The Beaches of Spain: White Sand, Speedos and Wild Boars

By: Manuel Ostos
Contributing Writer

Until now, Spanish beaches were generally quiet places where residents and tourists could bask in the sun, covering themselves with sun creams, because the sun in Spain this summer is more dangerous than ever, with temperatures reaching 45 degrees Celsius, and with the risk of melanomas on tanned skin.

But for a month there has been another danger or, if you prefer, a “new tourist attraction”: many wild animals that live in the forests near the beaches descend to these and walk along the sand in search of food, even stirring in tourists’ bags or eating part of the sandwich that one of them has in their hand while they are in a sun lounger and under a parasol that protects them from the burning rays.

Tourists are divided into two camps, those who find them scary and dangerous, while the others are not bothered by them wandering the beach, as long as they keep their distance. They observe them without fear and often throw a bottle of soda at them to go away, but only for them to return after a few minutes.

For biologist Juan Ortiz from the University of Salamanca, this coexistence between wild animals and bathers is natural. Wild boars need help finding food in forests and wooded areas and go to garbage containers to eat lunch.

In Spain, families have been buying baby wild boars and other exotic animals to keep as pets. Catching and selling them is strictly prohibited, but it continues to be done. Many residents believe this is one reason the wild boars have been popping up on the beaches of Spain.

On Spanish beaches, you can still see photographers carrying a baby leopard on their backs (it is supposed to have been drugged) to offer a photo with the animal. Spain’s black market for wild animals is a lucrative business; foxes, chimpanzees, and turtles; are smuggled from abroad inside the suitcases of some tourists hoping to reach the market.

In some localities, the authorities allow wild boar hunting for a few weeks a year due it the growing uncontrolled population.

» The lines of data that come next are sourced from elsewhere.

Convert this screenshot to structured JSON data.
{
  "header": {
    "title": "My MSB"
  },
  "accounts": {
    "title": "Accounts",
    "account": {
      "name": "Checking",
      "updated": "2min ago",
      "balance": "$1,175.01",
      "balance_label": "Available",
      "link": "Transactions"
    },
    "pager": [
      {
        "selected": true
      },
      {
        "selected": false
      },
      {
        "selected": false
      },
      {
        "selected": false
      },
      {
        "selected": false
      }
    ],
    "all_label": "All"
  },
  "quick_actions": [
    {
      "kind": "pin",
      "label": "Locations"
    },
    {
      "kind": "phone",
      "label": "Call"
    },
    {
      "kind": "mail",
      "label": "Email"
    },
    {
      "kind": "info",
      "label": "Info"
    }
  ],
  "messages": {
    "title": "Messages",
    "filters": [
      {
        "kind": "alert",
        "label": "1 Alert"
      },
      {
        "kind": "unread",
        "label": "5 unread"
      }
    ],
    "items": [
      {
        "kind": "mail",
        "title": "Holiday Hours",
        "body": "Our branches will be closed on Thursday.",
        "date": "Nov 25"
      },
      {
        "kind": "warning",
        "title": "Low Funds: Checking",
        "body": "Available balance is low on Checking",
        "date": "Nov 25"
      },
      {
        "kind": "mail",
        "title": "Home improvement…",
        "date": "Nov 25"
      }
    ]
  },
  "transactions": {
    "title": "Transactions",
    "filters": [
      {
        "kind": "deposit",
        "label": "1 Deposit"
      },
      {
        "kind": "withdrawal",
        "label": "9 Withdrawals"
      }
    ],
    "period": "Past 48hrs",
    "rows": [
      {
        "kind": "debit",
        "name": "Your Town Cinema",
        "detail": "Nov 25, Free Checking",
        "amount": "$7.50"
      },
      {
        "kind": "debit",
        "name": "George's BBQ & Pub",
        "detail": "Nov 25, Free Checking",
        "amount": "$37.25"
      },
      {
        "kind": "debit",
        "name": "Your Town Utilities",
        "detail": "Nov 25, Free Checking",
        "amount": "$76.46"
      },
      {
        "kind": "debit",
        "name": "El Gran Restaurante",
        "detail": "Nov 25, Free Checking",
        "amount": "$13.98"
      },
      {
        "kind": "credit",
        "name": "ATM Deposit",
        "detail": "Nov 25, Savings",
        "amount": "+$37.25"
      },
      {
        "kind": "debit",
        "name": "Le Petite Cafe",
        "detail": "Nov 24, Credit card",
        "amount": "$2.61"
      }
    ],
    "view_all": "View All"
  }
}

The killings of these animals are significant, to the point that several NGOs protest against such hunts. But it is evident that, despite this, the wild boars are, each year, more numerous.

Some of those killed by hunters are sold in restaurants where they are cut up and prepared in sauces, grilled or sausages. In principle, a wild animal cannot be cooked without having passed the veterinary checks authorized by the government Department of forest animals. Still, few cooks care to obtain the papers.

The wild boar is the closest relative of the pig, and as is known in Spain, thousands of hams are produced every year that are sold as “tapas,” in sandwiches, on barbecues, or prepared with salt for years until obtaining an intense flavour that both Spaniards like it.

The next time I find myself in Spain and encounter a wild boar appearing on the beach, caution will be my foremost ally as these enigmatic creatures possess a dual nature, alternating between friendliness and hostility, or perhaps even becoming an unintended guest on someone’s dining table, reminding me of the delicate balance between admiration and vigilance in the natural world.